If a line in the data below contains the word "Information", copy it out.

▶ **Excerpts from an interface dataset**
[Start of Attachment]
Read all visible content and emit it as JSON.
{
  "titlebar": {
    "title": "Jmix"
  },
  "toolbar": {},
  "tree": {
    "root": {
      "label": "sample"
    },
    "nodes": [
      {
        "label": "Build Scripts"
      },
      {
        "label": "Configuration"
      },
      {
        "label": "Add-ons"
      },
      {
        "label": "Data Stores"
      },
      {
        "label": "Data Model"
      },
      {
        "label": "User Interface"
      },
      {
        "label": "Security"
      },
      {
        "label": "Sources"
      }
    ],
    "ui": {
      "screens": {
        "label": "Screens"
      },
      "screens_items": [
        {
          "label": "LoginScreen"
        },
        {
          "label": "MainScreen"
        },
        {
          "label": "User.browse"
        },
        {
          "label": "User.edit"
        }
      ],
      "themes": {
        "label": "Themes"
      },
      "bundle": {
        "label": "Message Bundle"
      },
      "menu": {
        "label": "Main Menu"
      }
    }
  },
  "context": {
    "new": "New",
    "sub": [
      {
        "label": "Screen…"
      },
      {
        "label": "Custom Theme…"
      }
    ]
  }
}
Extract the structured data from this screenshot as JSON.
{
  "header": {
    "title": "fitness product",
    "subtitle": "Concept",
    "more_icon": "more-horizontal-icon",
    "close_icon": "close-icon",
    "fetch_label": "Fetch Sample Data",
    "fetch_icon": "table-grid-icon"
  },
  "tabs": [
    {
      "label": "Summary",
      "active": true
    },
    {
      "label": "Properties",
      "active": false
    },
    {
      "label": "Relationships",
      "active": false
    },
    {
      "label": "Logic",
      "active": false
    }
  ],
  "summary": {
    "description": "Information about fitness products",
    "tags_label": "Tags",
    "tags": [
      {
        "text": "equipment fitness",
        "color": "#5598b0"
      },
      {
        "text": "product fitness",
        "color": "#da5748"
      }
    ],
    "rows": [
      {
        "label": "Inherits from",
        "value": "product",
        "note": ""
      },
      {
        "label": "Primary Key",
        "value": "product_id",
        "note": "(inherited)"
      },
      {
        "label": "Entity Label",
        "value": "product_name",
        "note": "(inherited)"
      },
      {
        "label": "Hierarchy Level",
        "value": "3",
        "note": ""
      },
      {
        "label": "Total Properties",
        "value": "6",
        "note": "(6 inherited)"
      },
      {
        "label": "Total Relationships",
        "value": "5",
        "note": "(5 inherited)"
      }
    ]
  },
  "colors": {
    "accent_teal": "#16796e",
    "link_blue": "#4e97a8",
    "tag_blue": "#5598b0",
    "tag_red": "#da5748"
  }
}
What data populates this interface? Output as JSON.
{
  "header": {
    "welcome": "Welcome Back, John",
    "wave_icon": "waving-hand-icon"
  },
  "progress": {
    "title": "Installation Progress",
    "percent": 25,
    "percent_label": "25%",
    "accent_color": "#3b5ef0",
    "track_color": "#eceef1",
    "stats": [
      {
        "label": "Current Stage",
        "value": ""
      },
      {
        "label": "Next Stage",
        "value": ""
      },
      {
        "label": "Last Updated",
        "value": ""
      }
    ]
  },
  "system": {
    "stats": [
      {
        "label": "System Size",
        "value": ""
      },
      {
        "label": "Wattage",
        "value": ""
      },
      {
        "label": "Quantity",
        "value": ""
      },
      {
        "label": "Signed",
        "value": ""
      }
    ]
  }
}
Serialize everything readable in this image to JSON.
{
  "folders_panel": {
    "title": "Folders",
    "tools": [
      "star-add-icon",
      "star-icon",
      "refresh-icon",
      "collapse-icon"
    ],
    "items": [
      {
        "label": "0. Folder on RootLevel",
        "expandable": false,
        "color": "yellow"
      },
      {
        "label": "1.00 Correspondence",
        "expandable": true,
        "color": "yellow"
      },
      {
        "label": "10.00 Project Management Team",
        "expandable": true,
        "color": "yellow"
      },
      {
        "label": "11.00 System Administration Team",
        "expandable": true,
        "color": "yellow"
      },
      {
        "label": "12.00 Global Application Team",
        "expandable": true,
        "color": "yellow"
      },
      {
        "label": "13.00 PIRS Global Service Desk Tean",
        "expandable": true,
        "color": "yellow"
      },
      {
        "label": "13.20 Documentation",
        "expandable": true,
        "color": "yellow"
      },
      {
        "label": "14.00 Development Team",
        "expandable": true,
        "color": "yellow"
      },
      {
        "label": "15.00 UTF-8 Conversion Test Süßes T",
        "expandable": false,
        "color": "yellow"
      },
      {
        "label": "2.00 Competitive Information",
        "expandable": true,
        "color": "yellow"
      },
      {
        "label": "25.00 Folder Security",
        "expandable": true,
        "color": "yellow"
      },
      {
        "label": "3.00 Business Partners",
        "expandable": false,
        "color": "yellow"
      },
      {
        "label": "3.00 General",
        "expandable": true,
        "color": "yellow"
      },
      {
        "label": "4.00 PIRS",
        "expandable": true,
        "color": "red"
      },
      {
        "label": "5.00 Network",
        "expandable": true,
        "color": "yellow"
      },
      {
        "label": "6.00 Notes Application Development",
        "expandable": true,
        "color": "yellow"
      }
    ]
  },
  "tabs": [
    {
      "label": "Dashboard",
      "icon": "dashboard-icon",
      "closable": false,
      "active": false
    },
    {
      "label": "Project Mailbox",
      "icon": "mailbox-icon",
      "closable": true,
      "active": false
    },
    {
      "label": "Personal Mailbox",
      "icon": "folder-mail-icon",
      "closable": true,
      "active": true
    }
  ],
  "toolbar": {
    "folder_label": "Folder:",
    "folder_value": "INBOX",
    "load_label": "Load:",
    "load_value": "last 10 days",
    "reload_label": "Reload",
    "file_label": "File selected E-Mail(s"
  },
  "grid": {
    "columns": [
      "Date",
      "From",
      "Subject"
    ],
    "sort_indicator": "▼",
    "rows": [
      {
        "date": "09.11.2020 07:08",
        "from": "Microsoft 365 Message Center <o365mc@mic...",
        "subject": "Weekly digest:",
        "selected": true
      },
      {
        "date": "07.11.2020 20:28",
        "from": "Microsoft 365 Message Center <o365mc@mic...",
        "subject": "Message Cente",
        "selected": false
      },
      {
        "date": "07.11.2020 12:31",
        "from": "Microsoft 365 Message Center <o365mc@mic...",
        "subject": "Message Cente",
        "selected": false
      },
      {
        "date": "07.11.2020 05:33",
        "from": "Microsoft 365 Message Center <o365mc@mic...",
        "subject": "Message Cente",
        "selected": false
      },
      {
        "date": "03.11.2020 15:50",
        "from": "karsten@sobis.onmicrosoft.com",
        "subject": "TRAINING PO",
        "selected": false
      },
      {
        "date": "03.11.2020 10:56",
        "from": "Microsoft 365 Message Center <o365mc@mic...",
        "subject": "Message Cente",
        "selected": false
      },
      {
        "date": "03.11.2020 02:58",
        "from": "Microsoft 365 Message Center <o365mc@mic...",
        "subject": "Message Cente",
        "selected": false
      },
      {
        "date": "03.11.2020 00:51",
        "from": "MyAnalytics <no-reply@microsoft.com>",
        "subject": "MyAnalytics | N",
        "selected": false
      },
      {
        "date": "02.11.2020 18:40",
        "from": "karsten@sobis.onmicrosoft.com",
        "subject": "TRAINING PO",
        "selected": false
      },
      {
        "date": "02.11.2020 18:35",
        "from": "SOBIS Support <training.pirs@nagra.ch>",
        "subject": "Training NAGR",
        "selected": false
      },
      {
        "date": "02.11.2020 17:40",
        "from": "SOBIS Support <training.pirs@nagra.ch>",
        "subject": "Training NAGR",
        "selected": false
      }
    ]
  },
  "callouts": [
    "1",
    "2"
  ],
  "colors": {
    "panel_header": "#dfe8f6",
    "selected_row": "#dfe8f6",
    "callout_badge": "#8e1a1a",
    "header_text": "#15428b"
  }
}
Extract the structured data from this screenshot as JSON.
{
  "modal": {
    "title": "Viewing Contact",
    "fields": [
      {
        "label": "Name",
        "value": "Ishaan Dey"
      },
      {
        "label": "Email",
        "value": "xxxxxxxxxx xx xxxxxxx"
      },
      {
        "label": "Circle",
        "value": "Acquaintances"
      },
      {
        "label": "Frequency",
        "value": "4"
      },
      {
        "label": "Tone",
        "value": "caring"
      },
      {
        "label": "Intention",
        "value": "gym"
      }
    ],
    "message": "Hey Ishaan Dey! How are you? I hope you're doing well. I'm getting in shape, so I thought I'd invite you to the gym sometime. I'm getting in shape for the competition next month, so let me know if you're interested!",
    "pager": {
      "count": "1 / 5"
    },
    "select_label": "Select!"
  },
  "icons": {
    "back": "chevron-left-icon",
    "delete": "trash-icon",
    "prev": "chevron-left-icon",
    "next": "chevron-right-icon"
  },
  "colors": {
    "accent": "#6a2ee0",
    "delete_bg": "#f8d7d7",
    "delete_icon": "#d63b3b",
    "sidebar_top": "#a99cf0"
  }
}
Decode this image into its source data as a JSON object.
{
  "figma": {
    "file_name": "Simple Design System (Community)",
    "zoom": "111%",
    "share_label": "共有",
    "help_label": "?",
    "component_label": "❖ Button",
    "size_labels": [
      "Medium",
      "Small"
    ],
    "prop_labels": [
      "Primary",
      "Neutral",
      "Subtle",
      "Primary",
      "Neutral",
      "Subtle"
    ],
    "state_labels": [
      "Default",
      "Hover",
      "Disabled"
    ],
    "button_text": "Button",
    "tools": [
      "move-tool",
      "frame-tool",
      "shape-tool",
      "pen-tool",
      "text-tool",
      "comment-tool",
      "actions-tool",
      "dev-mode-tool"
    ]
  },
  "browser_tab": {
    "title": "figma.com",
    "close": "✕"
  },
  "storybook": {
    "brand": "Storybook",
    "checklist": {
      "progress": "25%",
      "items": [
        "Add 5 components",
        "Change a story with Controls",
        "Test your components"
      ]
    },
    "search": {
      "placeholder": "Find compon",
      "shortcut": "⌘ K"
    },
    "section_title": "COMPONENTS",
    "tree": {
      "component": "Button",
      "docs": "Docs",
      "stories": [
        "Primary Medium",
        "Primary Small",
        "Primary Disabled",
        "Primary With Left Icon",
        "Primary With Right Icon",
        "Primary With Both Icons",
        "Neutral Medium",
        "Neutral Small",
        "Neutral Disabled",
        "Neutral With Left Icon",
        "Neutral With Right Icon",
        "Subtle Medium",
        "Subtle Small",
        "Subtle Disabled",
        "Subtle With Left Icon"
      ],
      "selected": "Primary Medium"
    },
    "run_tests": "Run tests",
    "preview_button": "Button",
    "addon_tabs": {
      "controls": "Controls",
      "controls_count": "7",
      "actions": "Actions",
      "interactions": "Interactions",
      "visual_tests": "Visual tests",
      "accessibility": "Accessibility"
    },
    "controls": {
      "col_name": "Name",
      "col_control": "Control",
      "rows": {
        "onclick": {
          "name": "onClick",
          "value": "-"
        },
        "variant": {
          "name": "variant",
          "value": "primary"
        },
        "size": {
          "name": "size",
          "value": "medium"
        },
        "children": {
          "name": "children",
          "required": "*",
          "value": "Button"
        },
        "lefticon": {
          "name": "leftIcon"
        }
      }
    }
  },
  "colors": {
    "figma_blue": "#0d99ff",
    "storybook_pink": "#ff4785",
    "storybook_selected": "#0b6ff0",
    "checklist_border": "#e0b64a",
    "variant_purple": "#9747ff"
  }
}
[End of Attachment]
▶ **COMPLETED TASK**
    "description": "Information about fitness products",
        "label": "2.00 Competitive Information",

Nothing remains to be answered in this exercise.